“We’ve kept COVID-19 at bay for five months, but it is here,” Pat Bates, executive director for Woodhaven Court, said. “This impacts us deeply on a personal and professional level, as we feel a responsibility for the safety and care of our staff and residents.”

The statement said that Woodhaven tested its own residents and staff on July 3 and then on July 14, out of an abundance of caution, the health department retested everyone who previously received a negative test result. The current case totals do not reflect the second tests, since those results are pending.

All infected Woodhaven residents are being treated in isolation by health professionals, and remain asymptomatic at this time, according to the statement, and staff members have followed CDC guidelines by self-quarantining and are being treated by their primary healthcare providers.

Another large outbreak occurred at Trinity Place in Albemarle, where six residents and six staff have tested positive.

“Trinity Place has been bracing for the possibility of a COVID outbreak months now,” said Trinity Place Administrator Stephanie Herrin-Huneycutt in a statement to the SNAP. “As the number of positive cases increases in the general population, outbreaks in nursing homes like Trinity Place may happen, unfortunately, in spite of our best efforts.”

Herrin-Huneycutt added: “Trinity Place teammates follow strict infection control guidelines, are wearing the right personal protective equipment, and are doing everything we know to do to hold the line against COVID. I cannot say enough about the heroes who are working under these difficult circumstances.”

The other facilities that have experienced outbreaks include Bethany Woods (seven cases), Spring Arbor (six cases and three deaths), Stanly Manor (four cases), Stanly County Detention Center (four cases) and Forrest Oakes Healthcare Center (two cases).

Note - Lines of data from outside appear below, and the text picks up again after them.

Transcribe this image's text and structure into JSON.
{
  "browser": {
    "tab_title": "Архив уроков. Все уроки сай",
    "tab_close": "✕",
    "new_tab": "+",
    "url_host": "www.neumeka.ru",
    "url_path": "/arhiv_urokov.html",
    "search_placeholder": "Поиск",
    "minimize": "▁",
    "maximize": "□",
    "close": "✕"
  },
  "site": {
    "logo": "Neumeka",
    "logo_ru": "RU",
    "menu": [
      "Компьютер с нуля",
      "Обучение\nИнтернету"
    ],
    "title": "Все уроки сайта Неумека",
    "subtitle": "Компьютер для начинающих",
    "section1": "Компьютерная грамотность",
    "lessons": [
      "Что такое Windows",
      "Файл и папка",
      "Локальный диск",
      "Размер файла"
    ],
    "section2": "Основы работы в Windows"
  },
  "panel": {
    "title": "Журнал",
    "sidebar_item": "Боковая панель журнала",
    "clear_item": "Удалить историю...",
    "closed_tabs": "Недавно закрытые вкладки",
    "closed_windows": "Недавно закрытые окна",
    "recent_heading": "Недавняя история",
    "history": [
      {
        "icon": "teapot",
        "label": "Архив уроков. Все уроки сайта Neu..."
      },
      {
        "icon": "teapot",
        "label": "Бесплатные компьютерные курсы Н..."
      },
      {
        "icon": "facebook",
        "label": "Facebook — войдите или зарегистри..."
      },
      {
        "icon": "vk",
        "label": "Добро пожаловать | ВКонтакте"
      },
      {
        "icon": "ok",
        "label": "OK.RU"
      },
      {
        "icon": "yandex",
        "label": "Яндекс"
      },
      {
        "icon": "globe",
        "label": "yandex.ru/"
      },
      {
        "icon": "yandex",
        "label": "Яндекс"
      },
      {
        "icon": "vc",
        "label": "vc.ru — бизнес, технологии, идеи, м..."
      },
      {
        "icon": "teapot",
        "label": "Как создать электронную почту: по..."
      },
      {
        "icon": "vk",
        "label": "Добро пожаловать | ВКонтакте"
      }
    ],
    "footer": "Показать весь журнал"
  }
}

The SNAP also learned that outbreaks occurred at two Monarch group homes in the county, but a spokesperson would not reveal how many people had tested positive and DHHS has no information about the outbreaks.


Other nearby counties have also experienced large outbreaks in congregate living facilities, especially nursing homes and residential care facilities. The largest nursing home outbreak in the state has occurred in Rowan County, with The Citadel Salisbury accounting for at least 168 confirmed cases and 21 deaths. Another big outbreak occurred in Cabarrus County, with Five Oaks Rehabilitation accounting for at least 74 cases and five deaths.

Statewide, nursing homes, residential care facilities and correctional facilities have accounted for 9,212 cases and 900 deaths, according to DHHS data. The death count accounts for 53 percent of the state’s total death toll.

DHHS Secretary Dr. Mandy Cohen announced in late June that DHHS would partner with the CVS Health company Omnicare to make facility-wide testing available to residents and staff in all North Carolina skilled nursing facilities. Testing will begin in July and continue through August.

“We are using every tool we have to respond to COVID-19,” Cohen said. “Building on North Carolina’s early and aggressive actions to protect residents who live in long-term care settings, DHHS will pay for proactive testing of staff and residents in all nursing homes to slow the spread of COVID-19.”

CVS Health will bill insurance as possible, and NCDHHS will cover any additional costs for testing, according to a press release about the partnership. Facilities should continue to follow recommendations from the Centers for Disease Control and Prevention for repeat testing and work with community and private vendors to support ongoing testing needs.

Ted Goins, president and CEO of Lutheran Services Carolinas, which runs Trinity Place, had a simple message for people to help curb the spread of the virus: “Please, please, practice the three Ws: wear your mask, wait six feet apart, and wash your hands.”

About Chris Miller

Chris Miller has been with the SNAP since January 2019. He is a graduate of NC State and received his Master's in Journalism from the University of Maryland. He previously wrote for the Capital News Service in Annapolis, where many of his stories on immigration and culture were published in national papers via the AP wire.

email author More by Chris